Now let’s stand on the other side of the line of justice. Barbarism! That’s what it is. Most of the arguments are based on religious and moral grounds. Burning is a punishment only Allah can give and such an act transgresses into shirk. It is heart wrenching that after death no one from hundreds came to at least out some water over the dead bodies. It is not only inhumane, illegal but also un-Islamic. This is not justice by any standards. The punishment for robbery is Islam is cutting the man’s hand, so how is burning to death justified? If you aren’t satisfied with the system of Law and Justice, then vent your anger out on them instead of insanely taking the law in your own hands. And as if our fears were answered, we all recently witnessed how hazardous this trend could be. Two bandits looted two young men and when they saw mob approaching them, they started shouting that the two young men were bandits and tried to loot them. Not only were the two youngsters badly beaten, some people from the mob were very close to burning them as well. And for a change, our police did come on time and saved the two young men from being burned to death. This is a clear indication of where we are headed. Soon we’ll hear about some innocent burned and claimed to be a dacoit.
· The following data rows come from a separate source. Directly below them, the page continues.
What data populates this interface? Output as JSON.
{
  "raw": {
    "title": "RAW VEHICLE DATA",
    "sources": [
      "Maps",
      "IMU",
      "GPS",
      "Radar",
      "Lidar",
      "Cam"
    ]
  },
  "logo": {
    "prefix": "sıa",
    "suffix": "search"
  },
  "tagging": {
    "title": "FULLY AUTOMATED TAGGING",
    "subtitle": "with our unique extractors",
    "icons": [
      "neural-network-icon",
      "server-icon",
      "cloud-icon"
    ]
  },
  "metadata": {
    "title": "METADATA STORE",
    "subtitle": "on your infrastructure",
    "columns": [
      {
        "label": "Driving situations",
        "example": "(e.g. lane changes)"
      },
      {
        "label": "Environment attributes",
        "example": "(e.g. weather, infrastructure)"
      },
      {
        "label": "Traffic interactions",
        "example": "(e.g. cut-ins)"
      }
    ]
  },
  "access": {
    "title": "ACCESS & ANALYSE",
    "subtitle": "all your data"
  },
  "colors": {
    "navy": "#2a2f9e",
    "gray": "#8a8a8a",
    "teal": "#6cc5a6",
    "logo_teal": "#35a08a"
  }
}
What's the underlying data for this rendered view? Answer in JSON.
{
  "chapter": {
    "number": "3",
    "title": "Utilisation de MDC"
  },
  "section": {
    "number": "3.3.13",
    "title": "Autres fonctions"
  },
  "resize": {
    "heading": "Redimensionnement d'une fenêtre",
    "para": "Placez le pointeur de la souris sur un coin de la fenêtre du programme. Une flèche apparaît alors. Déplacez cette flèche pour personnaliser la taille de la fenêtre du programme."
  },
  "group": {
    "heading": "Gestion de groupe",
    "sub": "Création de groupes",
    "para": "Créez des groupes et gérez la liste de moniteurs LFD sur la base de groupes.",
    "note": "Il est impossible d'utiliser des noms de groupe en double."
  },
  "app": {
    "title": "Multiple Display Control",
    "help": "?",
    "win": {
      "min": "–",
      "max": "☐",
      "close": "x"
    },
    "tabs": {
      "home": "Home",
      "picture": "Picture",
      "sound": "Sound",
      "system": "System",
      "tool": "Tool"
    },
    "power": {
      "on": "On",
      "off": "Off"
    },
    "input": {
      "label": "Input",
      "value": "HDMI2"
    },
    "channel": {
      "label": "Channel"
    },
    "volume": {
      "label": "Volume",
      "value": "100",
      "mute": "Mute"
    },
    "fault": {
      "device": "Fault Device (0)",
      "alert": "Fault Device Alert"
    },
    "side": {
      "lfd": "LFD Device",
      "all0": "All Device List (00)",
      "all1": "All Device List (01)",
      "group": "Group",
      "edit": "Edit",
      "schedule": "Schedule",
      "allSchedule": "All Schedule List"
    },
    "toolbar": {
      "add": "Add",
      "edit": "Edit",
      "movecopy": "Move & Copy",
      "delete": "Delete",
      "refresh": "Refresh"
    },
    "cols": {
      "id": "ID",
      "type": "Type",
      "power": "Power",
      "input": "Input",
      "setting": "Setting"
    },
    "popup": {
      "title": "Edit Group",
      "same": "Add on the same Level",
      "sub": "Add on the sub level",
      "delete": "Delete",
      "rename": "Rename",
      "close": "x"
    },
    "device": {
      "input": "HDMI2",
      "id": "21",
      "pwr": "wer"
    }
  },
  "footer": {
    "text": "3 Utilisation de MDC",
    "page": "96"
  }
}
Also, it proves that we are falling into mob-rage mentality. It is a perilous trend and one that can ruin our nation and break us apart in smithereens.
Next in the line of participants in this whole affair were the doctors. After being admitted into the hospital, the suspects were not treated for over half an hour. The injured suspects were wrapped in a sheet inscribed with ‘Edhi’ while a policeman stood there like a statue. According to Medico-Legal Officer Dr Nisar Shah, the suspects had received ‘multiple wounds’ caused by hard and blunt weapons apart from burns. The suspects received around 10 per cent burns, which could not cause their death.
And finally the “guardians”. They too were there and tried to control the masses but FAILED. They were given the option to kill the suspects or the mob would burn them, and their tactless refusal ended up in three human beings burned to death. One of the policemen narrated an incident when they encountered a bandit and thought that he was dead, and when the policemen went to collect his body, he shot fought 4 policemen then and there. So this is why even police has to be careful. I was truly astonished at this comment and wondered if these petty weasels realize that they are supposed to protect masses. The job they have demands action in the face of danger which ordinary citizens cannot handle. They chose this profession voluntarily and are trained to be prepared to carry out their duties instead of being bystanders or avoiding trouble when they can sense any.
Another sordid detail of this affair: A private television channel representative claims that SHO Nasir Mehmood slapped him when he tried to record footage of the scene. However, the SHO said that the situation was quickly getting out of hand; with only five to six police officers, two men dead and the third critically injured, they had to push the media back for safety. Now, we do understand the need for safety and was personally appalled with the coverage they showed on television, but slapping? How is that justified?
Conclusively, there can be innumerous dos and don’ts for the masses, the police, the television reporters, medical professionals, but none would be either effective or long term. What we need is a system we can rely on, a force of guardians whom we can trust, and patience. People going crazy over any hint of lawlessness can be dangerous and it’s a harbinger of looming distress and frustration among the masses. Something dire ought to be done soon or else…